* **Activity**: Return each of the entries below precisely, with no pictures in the result.

* **Input material**:
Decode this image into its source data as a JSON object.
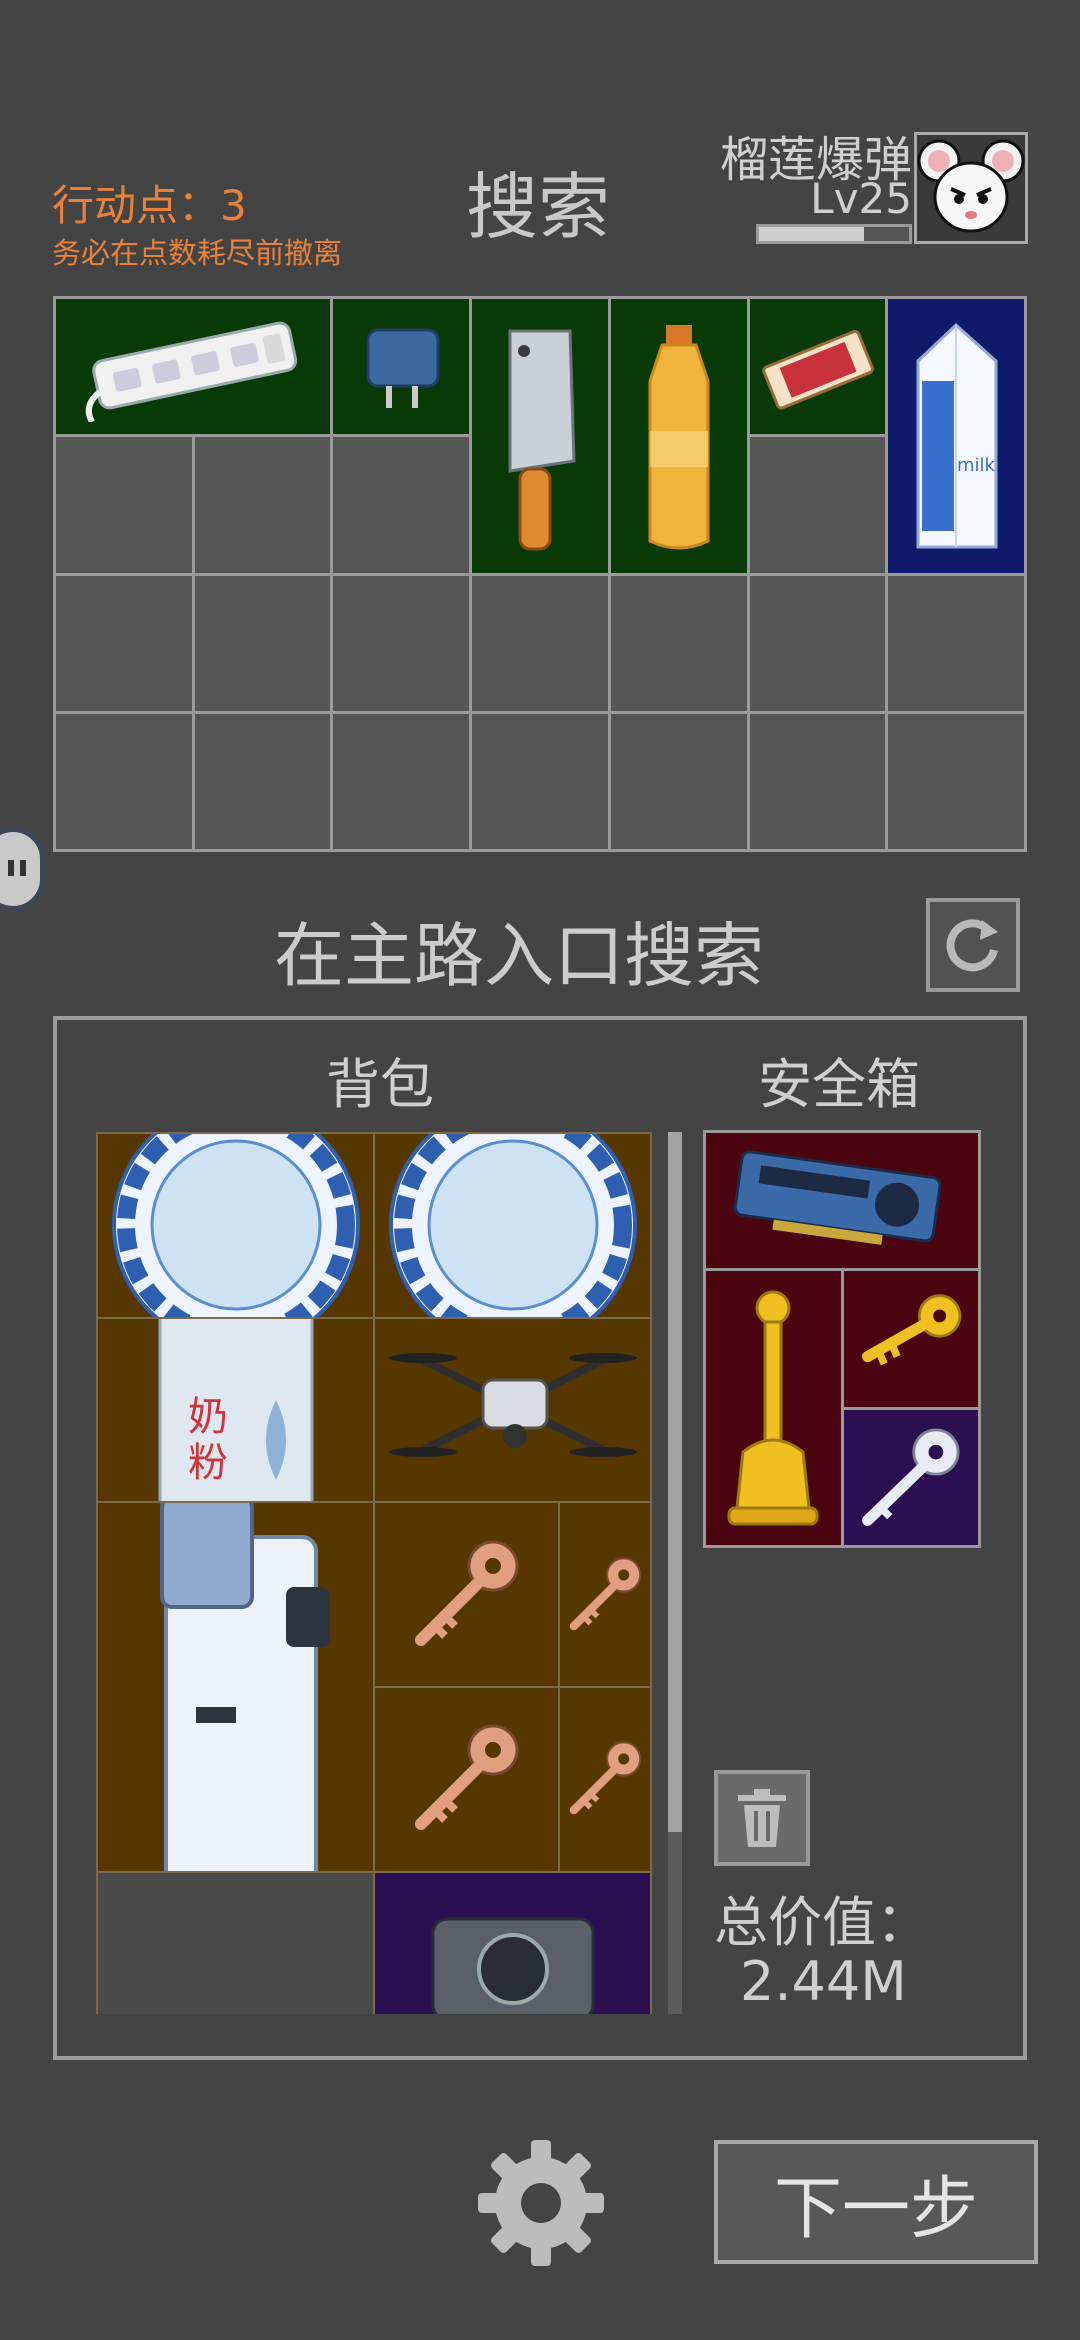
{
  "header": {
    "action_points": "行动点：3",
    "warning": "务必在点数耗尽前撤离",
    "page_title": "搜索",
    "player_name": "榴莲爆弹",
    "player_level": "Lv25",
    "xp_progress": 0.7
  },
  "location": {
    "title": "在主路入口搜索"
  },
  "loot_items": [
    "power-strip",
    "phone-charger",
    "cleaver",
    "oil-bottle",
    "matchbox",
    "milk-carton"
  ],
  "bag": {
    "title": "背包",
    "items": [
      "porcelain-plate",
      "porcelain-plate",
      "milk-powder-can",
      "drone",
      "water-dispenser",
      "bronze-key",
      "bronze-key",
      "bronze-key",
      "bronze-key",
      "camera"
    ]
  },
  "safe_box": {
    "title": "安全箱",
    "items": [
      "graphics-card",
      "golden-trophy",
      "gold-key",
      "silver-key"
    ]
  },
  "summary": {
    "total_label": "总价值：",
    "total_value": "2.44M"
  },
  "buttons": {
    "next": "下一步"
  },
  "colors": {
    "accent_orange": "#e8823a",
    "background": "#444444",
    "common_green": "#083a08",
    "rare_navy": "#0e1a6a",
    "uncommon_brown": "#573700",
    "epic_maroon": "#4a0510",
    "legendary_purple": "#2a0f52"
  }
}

* **Task solution**:
Decode this image into its source data as a JSON object.
{
  "header": {
    "action_points": "行动点：3",
    "warning": "务必在点数耗尽前撤离",
    "page_title": "搜索",
    "player_name": "榴莲爆弹",
    "player_level": "Lv25",
    "xp_progress": 0.7
  },
  "location": {
    "title": "在主路入口搜索"
  },
  "loot_items": [
    "power-strip",
    "phone-charger",
    "cleaver",
    "oil-bottle",
    "matchbox",
    "milk-carton"
  ],
  "bag": {
    "title": "背包",
    "items": [
      "porcelain-plate",
      "porcelain-plate",
      "milk-powder-can",
      "drone",
      "water-dispenser",
      "bronze-key",
      "bronze-key",
      "bronze-key",
      "bronze-key",
      "camera"
    ]
  },
  "safe_box": {
    "title": "安全箱",
    "items": [
      "graphics-card",
      "golden-trophy",
      "gold-key",
      "silver-key"
    ]
  },
  "summary": {
    "total_label": "总价值：",
    "total_value": "2.44M"
  },
  "buttons": {
    "next": "下一步"
  },
  "colors": {
    "accent_orange": "#e8823a",
    "background": "#444444",
    "common_green": "#083a08",
    "rare_navy": "#0e1a6a",
    "uncommon_brown": "#573700",
    "epic_maroon": "#4a0510",
    "legendary_purple": "#2a0f52"
  }
}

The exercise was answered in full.